After I finished recording the last of our performance data, it was my turn to take the helm. Ripping a mile-a-minute trench down the middle of the river, I was impressed by how steadily the boat tracked. Then Fountain leaned over and grinned, “Crank the wheel hard over.” Against my instincts, I spun the wheel into an abrupt port turn, and the 48 just banked and obeyed like a show dog on a leash. Back the other way, hard, and again she followed. Even through tight figure eights at full throttle, she felt stable and controlled.
I was anxious to see how the Arneson drives would handle in slow-speed maneuvers. I’ve often heard it said that surface drives aren’t well-suited for docking in tight spots, but the 48 Express put the lie to that myth. Because the outdrive turns (like an outboard motor), the boat backs straight or turns in any direction, using just the centerline drive. By working the two outboard drives in opposition (like any other twin-screw boat), the 48 will spin in her own length. With a little practice, you can even crab-walk her into a slip. And that’s without using the bow thruster.

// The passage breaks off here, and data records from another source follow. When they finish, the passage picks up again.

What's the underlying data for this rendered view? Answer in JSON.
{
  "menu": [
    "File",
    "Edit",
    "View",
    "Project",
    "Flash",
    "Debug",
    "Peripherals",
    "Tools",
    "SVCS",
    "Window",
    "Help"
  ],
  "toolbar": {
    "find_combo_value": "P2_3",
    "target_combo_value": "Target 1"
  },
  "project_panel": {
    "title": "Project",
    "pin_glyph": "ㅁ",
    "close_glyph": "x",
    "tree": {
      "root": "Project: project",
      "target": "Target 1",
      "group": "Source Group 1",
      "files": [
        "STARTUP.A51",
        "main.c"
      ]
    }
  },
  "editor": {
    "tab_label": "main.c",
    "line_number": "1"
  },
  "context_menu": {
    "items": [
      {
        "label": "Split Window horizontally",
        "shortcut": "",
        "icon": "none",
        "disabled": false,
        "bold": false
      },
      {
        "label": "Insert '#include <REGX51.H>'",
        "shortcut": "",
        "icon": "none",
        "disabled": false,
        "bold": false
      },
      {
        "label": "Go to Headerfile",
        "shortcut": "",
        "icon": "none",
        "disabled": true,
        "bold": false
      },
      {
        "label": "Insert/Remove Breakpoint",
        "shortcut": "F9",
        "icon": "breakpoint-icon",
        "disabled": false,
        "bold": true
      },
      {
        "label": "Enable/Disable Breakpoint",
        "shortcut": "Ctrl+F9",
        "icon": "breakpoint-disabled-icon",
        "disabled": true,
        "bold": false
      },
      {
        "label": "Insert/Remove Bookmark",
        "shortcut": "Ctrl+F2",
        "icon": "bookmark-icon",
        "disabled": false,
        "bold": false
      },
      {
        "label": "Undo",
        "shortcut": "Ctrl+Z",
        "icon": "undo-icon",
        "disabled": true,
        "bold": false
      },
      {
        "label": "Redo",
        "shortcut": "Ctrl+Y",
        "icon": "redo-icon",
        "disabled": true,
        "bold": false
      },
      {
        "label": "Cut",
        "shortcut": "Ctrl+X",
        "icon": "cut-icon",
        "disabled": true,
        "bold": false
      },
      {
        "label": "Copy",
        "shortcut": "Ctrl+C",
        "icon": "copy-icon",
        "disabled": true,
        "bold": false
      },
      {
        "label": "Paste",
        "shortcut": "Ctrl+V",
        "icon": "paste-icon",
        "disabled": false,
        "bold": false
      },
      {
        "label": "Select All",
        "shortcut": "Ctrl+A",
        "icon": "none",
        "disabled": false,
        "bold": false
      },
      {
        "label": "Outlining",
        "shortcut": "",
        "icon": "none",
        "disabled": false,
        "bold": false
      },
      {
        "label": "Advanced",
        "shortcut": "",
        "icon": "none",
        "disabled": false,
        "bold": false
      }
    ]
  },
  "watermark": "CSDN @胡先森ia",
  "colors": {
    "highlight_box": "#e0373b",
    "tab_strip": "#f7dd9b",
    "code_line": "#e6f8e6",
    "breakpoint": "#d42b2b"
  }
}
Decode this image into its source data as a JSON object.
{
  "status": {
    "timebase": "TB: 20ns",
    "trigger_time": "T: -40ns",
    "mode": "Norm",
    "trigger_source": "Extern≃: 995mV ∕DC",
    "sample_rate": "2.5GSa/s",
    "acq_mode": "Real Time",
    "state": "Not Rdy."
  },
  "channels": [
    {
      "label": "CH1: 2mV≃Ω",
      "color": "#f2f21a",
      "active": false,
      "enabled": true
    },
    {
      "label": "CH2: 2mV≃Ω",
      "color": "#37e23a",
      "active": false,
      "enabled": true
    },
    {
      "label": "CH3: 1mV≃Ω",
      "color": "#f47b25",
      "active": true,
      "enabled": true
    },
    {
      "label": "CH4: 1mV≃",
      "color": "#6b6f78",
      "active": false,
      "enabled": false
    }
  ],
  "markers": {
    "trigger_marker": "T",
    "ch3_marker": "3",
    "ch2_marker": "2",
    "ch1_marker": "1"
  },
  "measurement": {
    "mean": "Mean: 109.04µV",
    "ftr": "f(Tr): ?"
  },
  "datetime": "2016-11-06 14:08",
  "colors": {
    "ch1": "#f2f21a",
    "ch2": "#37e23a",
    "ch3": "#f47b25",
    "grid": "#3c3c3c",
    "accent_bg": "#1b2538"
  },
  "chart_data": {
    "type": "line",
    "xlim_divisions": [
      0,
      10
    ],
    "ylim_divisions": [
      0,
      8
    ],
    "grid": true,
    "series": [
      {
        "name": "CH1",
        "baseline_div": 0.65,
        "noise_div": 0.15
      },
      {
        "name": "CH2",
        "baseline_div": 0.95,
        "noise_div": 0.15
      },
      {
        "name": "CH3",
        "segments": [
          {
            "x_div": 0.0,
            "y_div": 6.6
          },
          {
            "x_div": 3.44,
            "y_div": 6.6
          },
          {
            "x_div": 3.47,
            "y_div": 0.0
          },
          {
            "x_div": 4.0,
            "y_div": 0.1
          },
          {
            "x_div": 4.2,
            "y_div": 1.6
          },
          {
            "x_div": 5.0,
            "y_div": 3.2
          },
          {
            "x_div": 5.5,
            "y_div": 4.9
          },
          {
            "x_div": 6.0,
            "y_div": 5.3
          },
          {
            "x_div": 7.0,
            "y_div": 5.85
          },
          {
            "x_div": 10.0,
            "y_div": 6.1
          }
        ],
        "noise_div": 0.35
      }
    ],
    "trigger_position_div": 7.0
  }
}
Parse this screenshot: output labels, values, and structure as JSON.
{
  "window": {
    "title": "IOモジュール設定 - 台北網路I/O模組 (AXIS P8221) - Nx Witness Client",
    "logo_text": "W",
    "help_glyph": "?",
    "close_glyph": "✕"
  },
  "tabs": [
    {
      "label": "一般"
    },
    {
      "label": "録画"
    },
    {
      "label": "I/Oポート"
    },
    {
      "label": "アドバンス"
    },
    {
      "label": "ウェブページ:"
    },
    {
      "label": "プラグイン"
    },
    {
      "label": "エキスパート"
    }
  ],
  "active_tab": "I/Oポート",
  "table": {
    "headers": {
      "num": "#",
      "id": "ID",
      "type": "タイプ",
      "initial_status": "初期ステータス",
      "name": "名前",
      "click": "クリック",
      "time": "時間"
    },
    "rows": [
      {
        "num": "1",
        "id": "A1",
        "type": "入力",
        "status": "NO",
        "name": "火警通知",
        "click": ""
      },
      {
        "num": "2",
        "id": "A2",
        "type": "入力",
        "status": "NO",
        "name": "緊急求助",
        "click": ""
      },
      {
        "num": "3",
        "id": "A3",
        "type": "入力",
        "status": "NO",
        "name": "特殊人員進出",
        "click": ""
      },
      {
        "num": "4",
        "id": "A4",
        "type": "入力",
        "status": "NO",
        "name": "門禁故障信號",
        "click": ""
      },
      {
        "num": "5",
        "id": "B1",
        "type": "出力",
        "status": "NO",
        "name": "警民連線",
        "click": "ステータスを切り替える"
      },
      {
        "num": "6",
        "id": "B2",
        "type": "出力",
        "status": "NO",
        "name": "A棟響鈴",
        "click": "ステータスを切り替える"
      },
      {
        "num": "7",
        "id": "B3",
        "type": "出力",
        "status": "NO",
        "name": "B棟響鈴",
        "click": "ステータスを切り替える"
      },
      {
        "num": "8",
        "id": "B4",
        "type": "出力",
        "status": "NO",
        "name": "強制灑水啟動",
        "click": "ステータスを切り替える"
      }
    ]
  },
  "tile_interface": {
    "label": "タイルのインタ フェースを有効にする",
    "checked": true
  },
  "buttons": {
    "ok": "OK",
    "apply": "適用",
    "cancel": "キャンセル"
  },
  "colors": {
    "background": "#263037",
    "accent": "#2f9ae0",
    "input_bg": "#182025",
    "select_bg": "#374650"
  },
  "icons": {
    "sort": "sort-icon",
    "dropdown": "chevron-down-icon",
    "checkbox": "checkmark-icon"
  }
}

Over a late lunch, Fountain enthusiastically shared some fine points of the 48’s hull design. The double-stepped running surface is the result of more than two years of prototype testing, determining the correct angle and stagger in each step to make the hull run with proper trim and balance. And the engines are placed two abreast in the hull, with the third mounted forward, again to achieve the right fore and aft balance (although I found access to the forward engine somewhat challenging).
To help boost the yacht onto plane quickly, tubes on the Arneson drive units ventilate the props at low rpm, letting the diesels spin up faster. Fountain even has a trick for mounting trim tabs, to get more leverage while reducing wetted surface drag: placing them horizontally across the transom instead of at an angle that parallels the bottom.
Race-bred refinements like the ones I found on the 48 Express should appeal to all who share a passion for performance. Yet with her comfortable accommodations and civilized demeanor, she’ll be welcome company in any crowd.
Fountain Powerboats Phone: (252) 975-2000. www.fountainpowerboats.com.
This article originally appeared in the May 2004 issue of Power & Motoryacht magazine.